  • Charleston Gazette: "Federal and state regulators keep defending the indefensible. We hope [the U.S. Interior Department Office of Surface Mining's] promise to intervene in this [Massey Energy] permit is a sign that things are finally starting to change. Unless they do, more and more of West Virginia's 'summits bathed in glory,' as hailed in the state song, will vanish. A special committee is seeking a new West Virginia slogan. If decapitation-style mining isn't curbed, the winner may be 'Making Molehills Out of Mountains'" (May 21, 1998).

  • Norfolk Virginian-Pilot: ". . . ending mountaintop removal would have long-term economic benefits for Appalachia - and for a nation that eventually will have to step in to help communities left behind, and to clean up the environmental damage" (March 30, 2009).

  • Roanoke Times: "Make no mistake; the Bush regulation is terrible. Waterways need protection, and if it would be another hindrance to mountaintop-removal mining, so much the better" (August 21, 2009).

3. Editorials from elsewhere against it.
  • Cleveland Plain Dealer: "Reps. Christopher Shays of Connecticut and Frank Pallone of New Jersey have proposed a law that would expressly forbid dumping mine waste into waterways. Their colleagues need to get busy and pass it. Greater energy independence is an important goal for this country, and efforts to see how coal can help to achieve it should continue. But devastating the mountains of Appalachia -- a natural treasure and a cultural touchstone for millions of Americans -- cannot be justified in its pursuit" (September 8, 2007).

  • Boston Globe: "Each week, coal companies use explosives equal to the Hiroshima bomb to turn mountaintops into rubble and expose coal seams. The consequences are ghastly. . . . passage of the Clean Water Protection Act would help usher in that new era [of energy production that lessens the nation's dependence on coal]" (March 16, 2008).

    "A bill pending in Congress would reinforce the Clean Water Act's prohibition of dumping industrial waste - including mine waste - into streams. Congress should pass the measure, even at the cost of adding to the nation's utility bill. . . The country should stop sacrificing Appalachian springs - and forests - to its addiction to cheap energy" (September 4, 2007).

  • The Economist (London): ". . . the underlying question is why America allows this practice at all. . . . When a coal company blows the top off a mountain in West Virginia, it's destroying the environment in order to destroy the environment. [West Virginia Senator Jay] Rockefeller may be constrained by political exigencies to defend companies that do this, but it's pretty shameful stuff" (October 23, 2009).
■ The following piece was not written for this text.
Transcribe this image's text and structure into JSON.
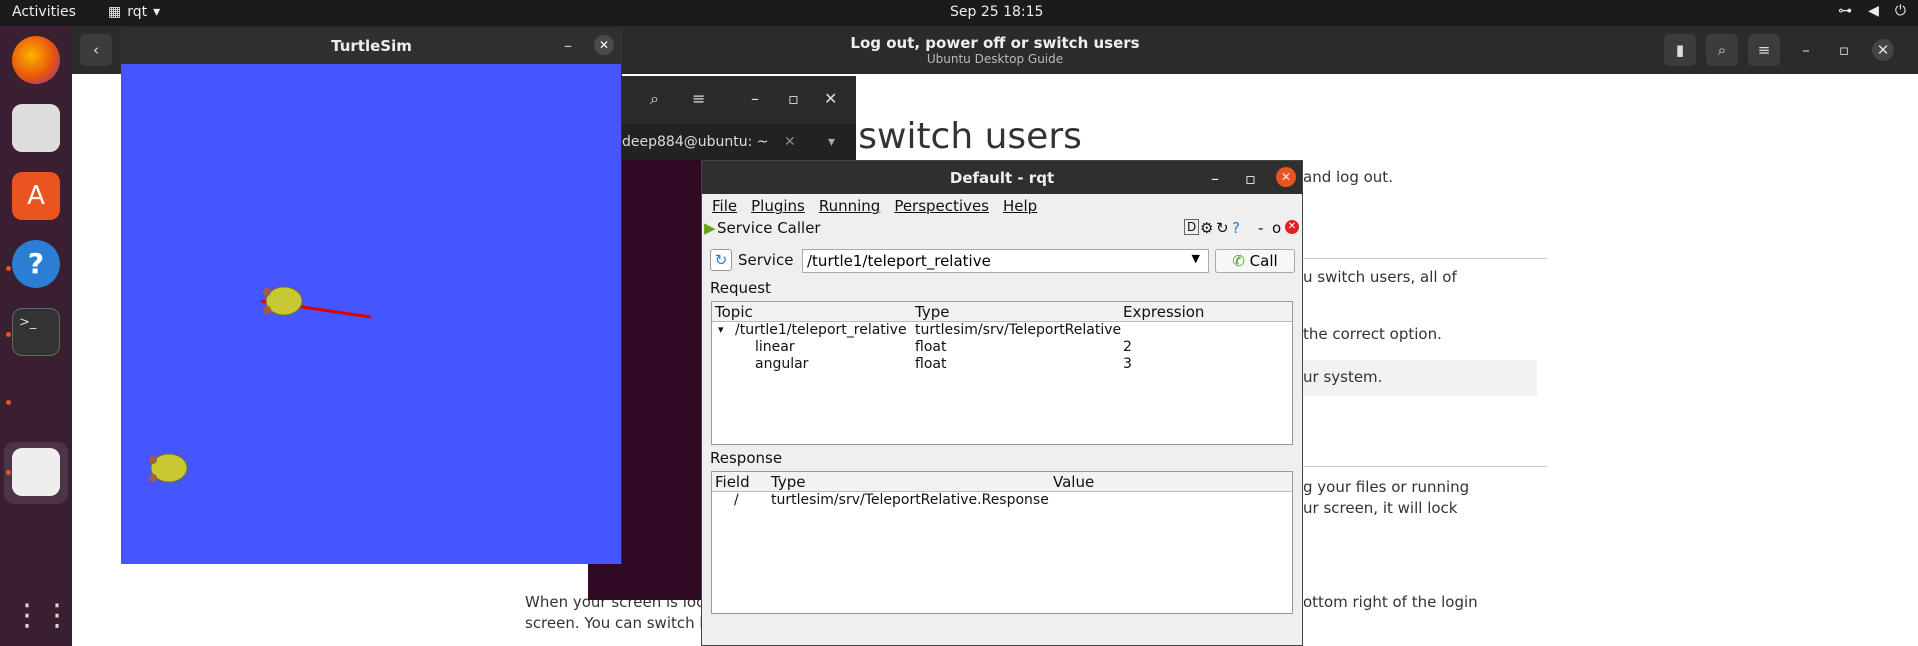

4. Where are the pro-mountaintop removal editorials?

If this were a controversial issue, we would expect to find major daily newspaper editorials on opposite sides expressing opposite opinions. We don't.

Some have avoided editorializing at all on the subject, for reasons we can only speculate about. Out-and-out support for mountaintop removal coal mining, however, is missing.

Why? Because, in the court of public opinion, this is not a controversial issue. Major daily newspaper editorial boards are about as likely to endorse mountaintop removal as they are to endorse dog-fighting.

Some small newspapers, of course, have endorsed mountaintop removal. The Charleston Daily Mail (circulation 21,723) is an example: "Unreasonable delays in permitting and further curbs on mountaintop removal mining will damage the area's economy severely" (October 15, 2009).

For more information on the campaign to stop mountaintop removal coal mining:
Kate Russell
(614) 263-4600